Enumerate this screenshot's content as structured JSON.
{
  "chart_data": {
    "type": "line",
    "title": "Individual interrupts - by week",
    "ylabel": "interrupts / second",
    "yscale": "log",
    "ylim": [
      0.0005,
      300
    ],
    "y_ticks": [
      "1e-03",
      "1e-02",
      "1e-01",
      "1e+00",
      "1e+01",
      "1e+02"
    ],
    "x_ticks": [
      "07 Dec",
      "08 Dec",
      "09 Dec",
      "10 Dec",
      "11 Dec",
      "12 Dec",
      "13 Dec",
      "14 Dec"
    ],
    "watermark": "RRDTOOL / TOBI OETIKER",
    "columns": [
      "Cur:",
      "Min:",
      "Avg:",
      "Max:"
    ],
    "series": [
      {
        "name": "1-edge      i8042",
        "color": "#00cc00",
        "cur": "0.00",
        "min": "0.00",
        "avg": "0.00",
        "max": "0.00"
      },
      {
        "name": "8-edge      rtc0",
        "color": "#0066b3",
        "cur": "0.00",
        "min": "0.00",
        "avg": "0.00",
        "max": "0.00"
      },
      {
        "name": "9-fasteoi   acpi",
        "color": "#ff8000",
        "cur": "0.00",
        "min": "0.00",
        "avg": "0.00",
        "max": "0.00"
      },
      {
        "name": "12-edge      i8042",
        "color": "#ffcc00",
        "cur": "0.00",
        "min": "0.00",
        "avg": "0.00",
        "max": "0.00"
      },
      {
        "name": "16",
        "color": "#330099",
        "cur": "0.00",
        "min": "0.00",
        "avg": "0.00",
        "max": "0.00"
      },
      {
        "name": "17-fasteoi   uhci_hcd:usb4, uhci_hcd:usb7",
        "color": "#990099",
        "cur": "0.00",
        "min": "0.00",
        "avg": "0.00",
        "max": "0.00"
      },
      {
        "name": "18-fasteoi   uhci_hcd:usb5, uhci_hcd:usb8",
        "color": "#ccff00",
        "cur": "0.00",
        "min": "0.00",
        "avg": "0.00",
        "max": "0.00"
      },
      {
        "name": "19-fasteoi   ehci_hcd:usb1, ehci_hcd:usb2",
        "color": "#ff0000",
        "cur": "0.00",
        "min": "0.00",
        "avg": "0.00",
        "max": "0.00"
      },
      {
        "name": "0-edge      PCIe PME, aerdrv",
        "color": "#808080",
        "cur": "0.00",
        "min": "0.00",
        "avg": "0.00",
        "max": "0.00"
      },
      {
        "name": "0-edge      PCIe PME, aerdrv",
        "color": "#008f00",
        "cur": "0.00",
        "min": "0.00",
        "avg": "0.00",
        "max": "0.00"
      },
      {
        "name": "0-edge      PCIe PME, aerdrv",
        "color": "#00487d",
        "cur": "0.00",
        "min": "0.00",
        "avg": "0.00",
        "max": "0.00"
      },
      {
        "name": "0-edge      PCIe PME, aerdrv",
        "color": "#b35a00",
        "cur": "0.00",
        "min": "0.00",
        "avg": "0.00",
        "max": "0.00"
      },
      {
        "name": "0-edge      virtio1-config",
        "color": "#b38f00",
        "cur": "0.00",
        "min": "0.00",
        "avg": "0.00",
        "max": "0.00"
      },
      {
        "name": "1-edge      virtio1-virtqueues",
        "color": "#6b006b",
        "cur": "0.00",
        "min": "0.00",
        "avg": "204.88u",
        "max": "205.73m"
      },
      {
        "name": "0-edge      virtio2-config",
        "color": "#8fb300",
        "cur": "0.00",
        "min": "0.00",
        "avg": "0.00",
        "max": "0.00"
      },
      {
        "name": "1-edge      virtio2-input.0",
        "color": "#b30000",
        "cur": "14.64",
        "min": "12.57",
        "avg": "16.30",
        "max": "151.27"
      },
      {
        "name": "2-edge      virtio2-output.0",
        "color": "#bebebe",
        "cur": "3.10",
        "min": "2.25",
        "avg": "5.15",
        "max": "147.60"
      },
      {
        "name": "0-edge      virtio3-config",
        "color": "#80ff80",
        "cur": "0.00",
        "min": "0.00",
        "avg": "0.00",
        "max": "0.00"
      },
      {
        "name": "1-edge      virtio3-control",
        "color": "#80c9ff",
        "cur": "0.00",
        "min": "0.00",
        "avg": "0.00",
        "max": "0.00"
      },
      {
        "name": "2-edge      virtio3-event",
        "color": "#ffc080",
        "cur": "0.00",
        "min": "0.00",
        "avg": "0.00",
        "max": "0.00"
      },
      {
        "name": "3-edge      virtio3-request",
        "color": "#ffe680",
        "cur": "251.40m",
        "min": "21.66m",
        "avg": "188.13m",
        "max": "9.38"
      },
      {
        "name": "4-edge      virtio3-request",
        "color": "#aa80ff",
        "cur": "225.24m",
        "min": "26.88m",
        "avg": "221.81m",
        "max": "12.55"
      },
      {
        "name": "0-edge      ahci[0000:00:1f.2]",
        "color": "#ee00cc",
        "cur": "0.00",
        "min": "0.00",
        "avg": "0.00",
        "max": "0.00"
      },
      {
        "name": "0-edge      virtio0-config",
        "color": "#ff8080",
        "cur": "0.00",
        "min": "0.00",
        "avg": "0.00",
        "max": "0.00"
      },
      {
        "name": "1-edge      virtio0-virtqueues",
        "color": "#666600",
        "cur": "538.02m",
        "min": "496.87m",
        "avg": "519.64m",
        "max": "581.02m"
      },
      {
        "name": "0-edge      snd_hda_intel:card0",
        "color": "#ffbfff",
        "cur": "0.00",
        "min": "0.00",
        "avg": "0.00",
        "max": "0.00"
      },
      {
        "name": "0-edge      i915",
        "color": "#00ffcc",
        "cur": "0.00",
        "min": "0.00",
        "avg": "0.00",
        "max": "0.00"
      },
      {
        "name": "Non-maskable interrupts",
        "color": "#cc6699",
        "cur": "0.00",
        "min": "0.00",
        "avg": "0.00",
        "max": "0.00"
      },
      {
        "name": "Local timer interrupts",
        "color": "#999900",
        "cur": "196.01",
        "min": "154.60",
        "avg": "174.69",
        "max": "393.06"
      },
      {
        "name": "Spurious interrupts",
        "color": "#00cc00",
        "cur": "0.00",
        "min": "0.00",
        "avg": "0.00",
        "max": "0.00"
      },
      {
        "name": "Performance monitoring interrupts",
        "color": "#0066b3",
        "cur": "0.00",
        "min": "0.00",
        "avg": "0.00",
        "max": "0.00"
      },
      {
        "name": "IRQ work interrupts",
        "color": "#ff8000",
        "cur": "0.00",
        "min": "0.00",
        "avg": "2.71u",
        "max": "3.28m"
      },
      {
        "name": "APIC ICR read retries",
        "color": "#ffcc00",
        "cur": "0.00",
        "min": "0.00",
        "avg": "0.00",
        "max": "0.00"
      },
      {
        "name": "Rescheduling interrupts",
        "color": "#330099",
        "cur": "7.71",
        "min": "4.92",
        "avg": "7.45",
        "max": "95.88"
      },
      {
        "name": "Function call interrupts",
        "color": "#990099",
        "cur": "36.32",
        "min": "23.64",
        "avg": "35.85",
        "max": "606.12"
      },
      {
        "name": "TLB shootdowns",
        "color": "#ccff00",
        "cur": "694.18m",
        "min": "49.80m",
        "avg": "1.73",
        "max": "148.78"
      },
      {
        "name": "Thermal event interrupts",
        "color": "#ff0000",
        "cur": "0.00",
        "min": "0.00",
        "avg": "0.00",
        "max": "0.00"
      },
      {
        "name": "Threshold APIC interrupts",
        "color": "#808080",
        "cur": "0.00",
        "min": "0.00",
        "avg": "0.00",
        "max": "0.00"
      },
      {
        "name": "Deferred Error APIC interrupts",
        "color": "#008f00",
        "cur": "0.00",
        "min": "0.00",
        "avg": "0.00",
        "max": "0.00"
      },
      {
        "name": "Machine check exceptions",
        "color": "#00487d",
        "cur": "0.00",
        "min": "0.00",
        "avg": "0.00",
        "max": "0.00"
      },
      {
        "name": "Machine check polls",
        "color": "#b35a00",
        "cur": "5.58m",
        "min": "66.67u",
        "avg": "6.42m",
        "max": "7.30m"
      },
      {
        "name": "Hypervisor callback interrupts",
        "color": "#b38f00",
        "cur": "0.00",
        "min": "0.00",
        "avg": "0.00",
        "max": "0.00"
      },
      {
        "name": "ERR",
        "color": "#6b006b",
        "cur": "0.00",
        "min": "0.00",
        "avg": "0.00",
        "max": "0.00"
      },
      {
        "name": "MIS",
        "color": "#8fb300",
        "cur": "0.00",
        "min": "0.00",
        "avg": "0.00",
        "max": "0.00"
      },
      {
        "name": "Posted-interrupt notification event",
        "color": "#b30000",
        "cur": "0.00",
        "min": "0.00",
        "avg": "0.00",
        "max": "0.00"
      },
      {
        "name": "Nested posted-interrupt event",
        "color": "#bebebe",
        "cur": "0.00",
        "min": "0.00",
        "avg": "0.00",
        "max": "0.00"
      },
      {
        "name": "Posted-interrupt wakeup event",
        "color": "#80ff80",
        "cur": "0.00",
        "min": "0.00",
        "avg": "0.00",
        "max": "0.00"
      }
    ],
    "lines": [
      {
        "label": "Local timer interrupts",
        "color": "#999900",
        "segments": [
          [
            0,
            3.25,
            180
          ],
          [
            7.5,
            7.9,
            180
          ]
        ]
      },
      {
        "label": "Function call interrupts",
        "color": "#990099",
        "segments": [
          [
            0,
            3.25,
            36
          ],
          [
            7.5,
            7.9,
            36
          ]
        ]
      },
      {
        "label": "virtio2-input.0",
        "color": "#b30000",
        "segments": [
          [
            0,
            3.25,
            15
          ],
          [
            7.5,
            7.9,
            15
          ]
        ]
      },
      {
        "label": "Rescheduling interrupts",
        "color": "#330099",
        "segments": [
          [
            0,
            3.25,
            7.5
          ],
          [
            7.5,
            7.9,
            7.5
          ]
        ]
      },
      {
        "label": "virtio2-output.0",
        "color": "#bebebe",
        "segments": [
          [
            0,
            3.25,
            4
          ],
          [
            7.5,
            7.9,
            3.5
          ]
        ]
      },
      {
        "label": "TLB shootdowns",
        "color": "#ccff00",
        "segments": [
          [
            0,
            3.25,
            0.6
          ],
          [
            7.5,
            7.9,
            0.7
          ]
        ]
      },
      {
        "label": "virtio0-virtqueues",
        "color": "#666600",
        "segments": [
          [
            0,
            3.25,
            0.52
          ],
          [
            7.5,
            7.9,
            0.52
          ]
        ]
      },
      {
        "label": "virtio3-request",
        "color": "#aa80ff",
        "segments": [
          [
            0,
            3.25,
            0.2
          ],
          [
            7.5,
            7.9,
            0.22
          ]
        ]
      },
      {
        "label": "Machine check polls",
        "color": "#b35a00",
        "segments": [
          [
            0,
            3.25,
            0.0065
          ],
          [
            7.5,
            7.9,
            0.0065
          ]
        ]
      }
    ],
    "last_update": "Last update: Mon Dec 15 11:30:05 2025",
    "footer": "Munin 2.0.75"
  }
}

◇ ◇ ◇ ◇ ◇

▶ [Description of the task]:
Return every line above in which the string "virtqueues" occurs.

▶ [Solution for this exercise]:
        "name": "1-edge      virtio1-virtqueues",
        "name": "1-edge      virtio0-virtqueues",
        "label": "virtio0-virtqueues",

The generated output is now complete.